    Perhaps Vance's team of investigators for the District Attorney of New York County can find something, I don't know - but I'm dubious of this idea that tax returns hold the key to Trump's criminal conduct. They're official sworn documents that he has filed with the IRS over the years, and criminal investigations launched from tax return information are not uncommon, the IRS has its own investigators and it works with the FBI. If there is evidence of criminality in Trump's tax returns, I don't suspect that it's particularly obvious - though perhaps it contains what would amount to admissions about relationships that could then be tied to other, more incriminating evidence beyond those returns.

    But even that might be unrealistic, I don't know. I have always thought the real reason Trump fights so hard to keep his tax returns from the public is because they show that he reports very little taxable income and pays minimum tax. I think a lot of that is due to special tax treatment for real estate losses, but Trump has basically admitted that he uses those rules ("why wouldn't you?" he asks) and I think the result is that his numbers are very low and he's concerned about how that will play with voters.
     
    But even that might be unrealistic, I don't know. I have always thought the real reason Trump fights so hard to keep his tax returns from the public is because they show that he reports very little taxable income and pays minimum tax. I think a lot of that is due to special tax treatment for real estate losses, but Trump has basically admitted that he uses those rules ("why wouldn't you?" he asks) and I think the result is that his numbers are very low and he's concerned about how that will play with voters.

    That explanation may have made sense 4 years ago, but it doesn't really make any sense now. He, of all people, knows that not one of his supporters would ever leave him because of his taxes. Regardless of what he paid.

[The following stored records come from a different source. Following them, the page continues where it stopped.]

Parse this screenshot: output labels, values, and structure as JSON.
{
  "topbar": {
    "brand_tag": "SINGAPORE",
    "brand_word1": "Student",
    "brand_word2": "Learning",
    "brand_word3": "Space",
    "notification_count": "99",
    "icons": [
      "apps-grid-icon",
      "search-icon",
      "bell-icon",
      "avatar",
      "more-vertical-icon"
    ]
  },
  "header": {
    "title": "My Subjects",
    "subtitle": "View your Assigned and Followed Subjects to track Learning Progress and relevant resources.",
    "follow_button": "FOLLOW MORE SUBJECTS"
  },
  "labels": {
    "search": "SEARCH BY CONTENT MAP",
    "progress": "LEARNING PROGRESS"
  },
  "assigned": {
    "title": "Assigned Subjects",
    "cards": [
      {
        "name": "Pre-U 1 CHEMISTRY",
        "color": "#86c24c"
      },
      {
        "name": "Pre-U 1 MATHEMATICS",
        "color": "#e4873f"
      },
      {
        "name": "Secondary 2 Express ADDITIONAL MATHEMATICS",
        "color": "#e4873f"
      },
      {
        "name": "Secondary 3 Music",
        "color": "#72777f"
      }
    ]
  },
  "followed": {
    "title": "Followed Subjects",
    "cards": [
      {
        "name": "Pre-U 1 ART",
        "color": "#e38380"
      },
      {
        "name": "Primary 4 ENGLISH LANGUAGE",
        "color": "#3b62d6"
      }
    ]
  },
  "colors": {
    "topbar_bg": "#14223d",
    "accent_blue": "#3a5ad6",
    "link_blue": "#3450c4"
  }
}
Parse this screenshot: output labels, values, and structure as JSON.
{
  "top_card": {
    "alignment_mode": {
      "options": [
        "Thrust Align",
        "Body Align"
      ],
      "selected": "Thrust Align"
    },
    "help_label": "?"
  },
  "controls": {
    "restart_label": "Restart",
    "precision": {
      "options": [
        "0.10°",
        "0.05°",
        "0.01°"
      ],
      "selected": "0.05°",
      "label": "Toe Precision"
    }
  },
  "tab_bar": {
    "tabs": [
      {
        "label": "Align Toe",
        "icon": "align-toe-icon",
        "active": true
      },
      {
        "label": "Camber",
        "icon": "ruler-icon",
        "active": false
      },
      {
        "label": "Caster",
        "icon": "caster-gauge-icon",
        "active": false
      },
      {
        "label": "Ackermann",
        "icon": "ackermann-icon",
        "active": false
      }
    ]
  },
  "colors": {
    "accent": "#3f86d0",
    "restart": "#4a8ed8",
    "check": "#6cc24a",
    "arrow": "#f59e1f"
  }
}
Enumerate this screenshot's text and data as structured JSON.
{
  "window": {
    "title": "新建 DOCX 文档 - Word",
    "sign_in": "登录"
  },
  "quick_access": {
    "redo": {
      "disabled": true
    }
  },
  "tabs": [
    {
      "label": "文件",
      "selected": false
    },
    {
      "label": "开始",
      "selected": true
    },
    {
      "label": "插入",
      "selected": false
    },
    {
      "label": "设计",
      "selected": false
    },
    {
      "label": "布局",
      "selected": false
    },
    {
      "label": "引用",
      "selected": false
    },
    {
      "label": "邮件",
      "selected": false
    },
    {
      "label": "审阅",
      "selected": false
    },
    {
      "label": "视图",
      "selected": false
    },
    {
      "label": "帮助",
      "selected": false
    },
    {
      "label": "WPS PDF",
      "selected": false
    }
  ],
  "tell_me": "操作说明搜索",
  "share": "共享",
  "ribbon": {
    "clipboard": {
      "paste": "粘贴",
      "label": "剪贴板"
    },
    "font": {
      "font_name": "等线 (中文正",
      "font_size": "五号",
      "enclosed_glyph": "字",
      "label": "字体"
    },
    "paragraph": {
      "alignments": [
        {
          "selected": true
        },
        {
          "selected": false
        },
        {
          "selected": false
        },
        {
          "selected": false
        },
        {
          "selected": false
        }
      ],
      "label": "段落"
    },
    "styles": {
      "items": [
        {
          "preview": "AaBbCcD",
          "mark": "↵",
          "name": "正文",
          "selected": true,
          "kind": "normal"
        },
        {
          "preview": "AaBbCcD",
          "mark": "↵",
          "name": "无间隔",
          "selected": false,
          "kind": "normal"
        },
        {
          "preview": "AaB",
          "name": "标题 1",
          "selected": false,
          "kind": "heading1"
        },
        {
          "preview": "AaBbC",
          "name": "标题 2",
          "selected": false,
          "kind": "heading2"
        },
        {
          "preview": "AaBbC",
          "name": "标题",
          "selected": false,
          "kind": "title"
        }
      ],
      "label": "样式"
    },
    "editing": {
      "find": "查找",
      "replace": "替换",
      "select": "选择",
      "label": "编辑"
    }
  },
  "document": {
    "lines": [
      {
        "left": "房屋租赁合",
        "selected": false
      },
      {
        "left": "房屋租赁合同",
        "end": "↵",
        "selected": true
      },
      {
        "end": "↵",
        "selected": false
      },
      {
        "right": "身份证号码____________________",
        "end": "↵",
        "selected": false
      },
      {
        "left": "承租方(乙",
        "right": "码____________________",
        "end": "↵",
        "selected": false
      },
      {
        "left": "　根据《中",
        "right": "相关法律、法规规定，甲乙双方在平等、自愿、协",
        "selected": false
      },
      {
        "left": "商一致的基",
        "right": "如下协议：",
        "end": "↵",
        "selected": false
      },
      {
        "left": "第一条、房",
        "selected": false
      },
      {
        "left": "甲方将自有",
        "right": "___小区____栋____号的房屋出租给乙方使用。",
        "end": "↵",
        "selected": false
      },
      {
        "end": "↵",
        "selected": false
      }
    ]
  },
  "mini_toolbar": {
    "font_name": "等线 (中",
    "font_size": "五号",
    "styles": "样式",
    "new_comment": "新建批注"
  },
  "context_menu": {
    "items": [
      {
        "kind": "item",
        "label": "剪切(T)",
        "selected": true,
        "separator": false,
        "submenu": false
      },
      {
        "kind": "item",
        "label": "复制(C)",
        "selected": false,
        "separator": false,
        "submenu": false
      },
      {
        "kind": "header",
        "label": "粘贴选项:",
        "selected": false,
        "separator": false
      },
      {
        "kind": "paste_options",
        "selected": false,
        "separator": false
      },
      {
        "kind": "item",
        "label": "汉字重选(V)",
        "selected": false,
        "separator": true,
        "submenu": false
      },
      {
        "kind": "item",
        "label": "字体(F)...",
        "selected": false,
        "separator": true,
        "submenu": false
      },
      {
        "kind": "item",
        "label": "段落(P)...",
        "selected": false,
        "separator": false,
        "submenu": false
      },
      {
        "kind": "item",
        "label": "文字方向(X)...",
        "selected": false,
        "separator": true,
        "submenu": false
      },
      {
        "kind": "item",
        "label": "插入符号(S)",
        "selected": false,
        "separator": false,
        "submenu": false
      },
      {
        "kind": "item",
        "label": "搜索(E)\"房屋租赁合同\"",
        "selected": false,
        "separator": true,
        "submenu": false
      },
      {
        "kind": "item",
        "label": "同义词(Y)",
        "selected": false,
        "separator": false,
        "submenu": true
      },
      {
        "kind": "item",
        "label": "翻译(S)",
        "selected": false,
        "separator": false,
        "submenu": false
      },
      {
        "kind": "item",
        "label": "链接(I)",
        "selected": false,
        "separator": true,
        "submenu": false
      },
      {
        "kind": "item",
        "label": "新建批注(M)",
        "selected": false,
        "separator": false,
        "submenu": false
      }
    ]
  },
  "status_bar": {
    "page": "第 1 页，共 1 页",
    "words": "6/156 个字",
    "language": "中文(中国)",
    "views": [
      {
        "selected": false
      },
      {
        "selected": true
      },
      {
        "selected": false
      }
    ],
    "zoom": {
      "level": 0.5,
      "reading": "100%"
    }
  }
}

They'd call him a stable genius for skirting and manpulating tax law to pay as little as possible.
     
    Interesting. Do they expand on that in the brief? What I mean is like what would the harm be??

    Seems like if you argue that, you are basically admitting that whatever the govt is attempting to get would be incriminating. Kinda odd to have to argue that facet.

    Law is odd lolol

    The irreparable harm argument is in support of a stay of the district court's ruling that the subpoena is valid and may be enforced against Mazars, Trump's accounting firm. So he's not making these arguments about the tax return subpoena itself, he's making them to try to get the Second Circuit to stay the district court's decision pending additional appellate review.

    The argument about irreparable harm is that if the district court's order is not stayed and Vance executes on it (by requiring Mazars to produce the returns or face criminal action for violating a subpoena) while appellate review remains pending, the appellate review process will be effectively rendered moot because the horse will already be out of the barn, so to speak.

    This is a very common argument in this context (trying to get a stay pending appellate review) - and it's generally persuasive on its face. That doesn't mean there aren't other aspects that can be more persuasive or even compelling, but the idea that a party has a legal right to seek higher review that will be extinguished if the lower court order isn't stayed is a correct one, in and of itself.
     
    Last edited:

    Create an account or login to comment

    You must be a member in order to leave a comment

    Create account

    Create an account on our community. It's easy!

    Log in

    Already have an account? Log in here.

    Advertisement

    General News Feed

    Fact Checkers News Feed

    Sponsored

    Back
    Top Bottom